[Data extracted from a collection]

******

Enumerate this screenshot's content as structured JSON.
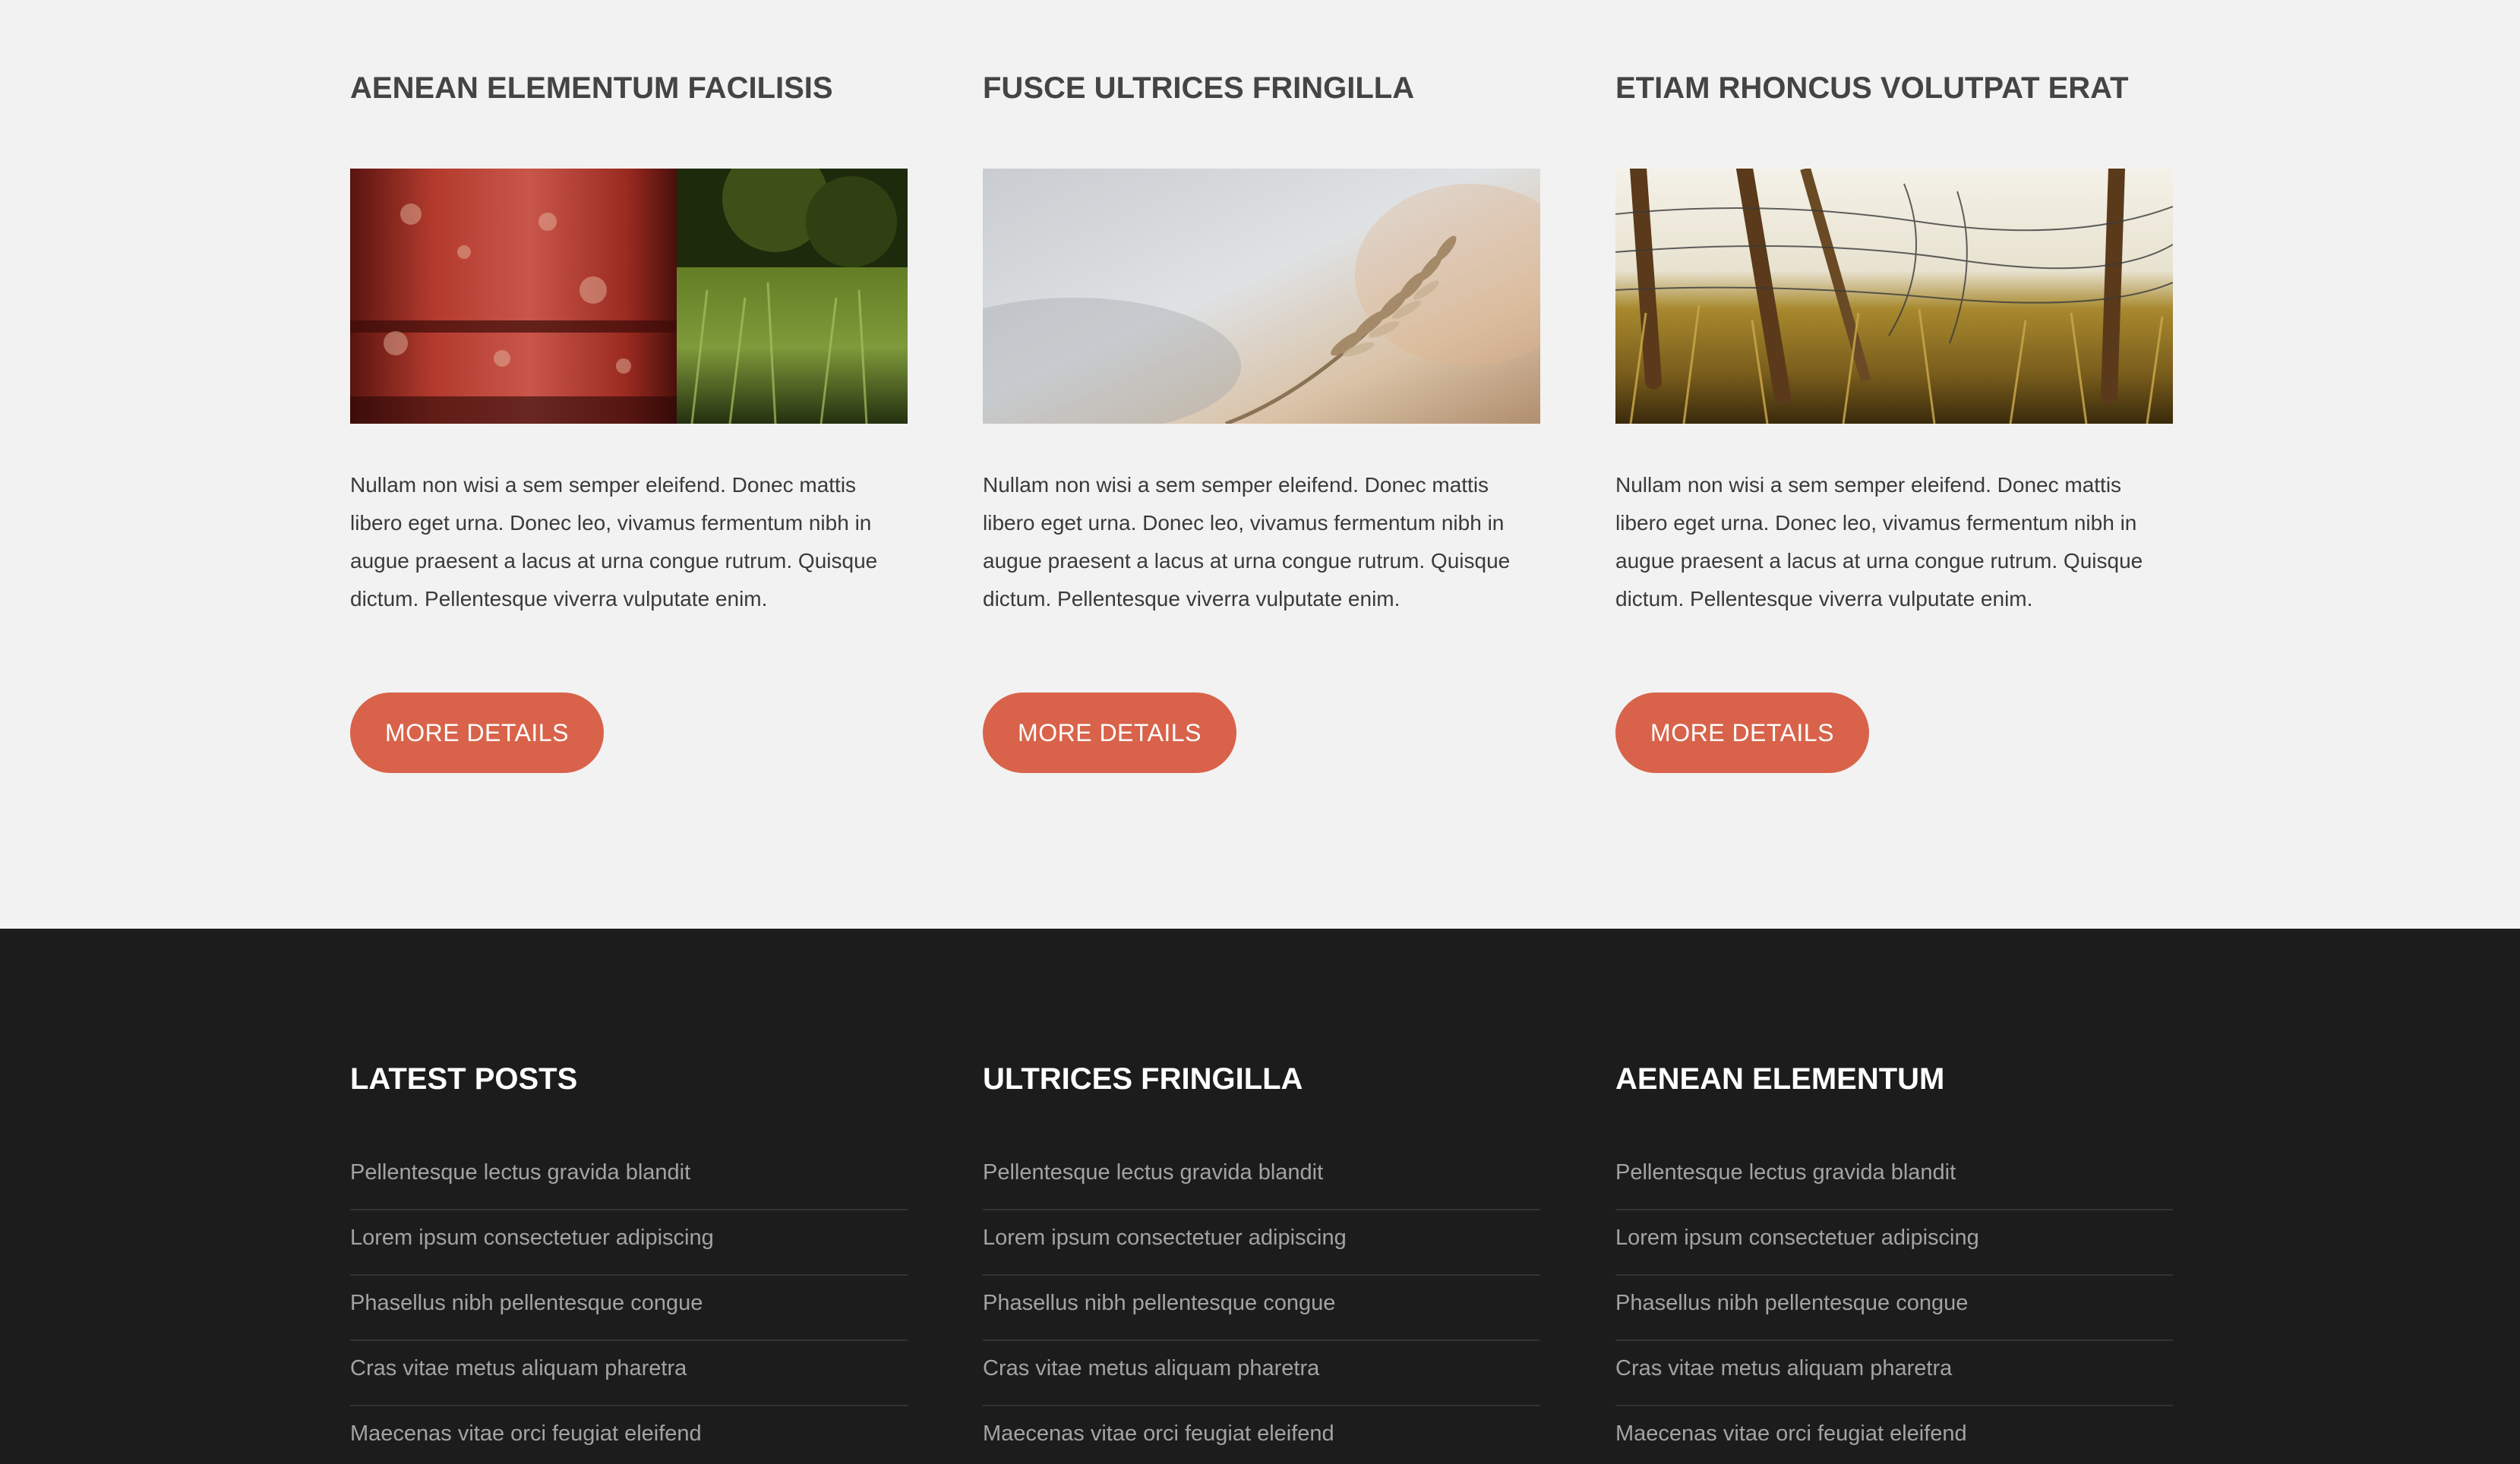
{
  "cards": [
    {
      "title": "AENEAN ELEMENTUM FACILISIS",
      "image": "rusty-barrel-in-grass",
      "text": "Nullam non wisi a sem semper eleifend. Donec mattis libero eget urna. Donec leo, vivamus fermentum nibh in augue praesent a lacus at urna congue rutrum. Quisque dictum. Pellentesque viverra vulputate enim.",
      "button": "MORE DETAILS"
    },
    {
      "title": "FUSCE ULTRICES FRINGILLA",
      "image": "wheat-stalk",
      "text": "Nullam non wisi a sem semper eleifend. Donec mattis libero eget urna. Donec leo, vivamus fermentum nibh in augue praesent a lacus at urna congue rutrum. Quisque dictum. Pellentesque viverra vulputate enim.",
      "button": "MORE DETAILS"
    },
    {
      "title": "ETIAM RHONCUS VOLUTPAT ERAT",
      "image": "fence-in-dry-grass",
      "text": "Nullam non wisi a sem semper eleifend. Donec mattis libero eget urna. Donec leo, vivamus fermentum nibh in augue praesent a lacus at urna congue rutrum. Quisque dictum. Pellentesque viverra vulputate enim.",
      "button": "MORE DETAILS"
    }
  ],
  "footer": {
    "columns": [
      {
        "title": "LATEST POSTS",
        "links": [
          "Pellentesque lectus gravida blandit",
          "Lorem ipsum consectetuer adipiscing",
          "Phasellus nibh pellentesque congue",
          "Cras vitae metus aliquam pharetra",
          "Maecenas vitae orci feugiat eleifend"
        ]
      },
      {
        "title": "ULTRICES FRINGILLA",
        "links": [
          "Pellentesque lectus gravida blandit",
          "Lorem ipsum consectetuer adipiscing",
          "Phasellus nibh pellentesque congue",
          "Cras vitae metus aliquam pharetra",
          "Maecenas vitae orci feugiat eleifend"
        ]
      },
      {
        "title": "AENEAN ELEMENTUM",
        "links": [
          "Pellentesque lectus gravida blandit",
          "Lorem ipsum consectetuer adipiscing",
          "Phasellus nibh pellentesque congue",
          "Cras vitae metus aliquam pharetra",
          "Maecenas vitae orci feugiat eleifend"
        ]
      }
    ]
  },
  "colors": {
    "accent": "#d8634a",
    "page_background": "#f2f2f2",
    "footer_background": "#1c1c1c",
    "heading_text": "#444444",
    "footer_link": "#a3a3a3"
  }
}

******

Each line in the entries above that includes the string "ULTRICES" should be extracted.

RESULT OF THIS EXERCISE:
      "title": "FUSCE ULTRICES FRINGILLA",
        "title": "ULTRICES FRINGILLA",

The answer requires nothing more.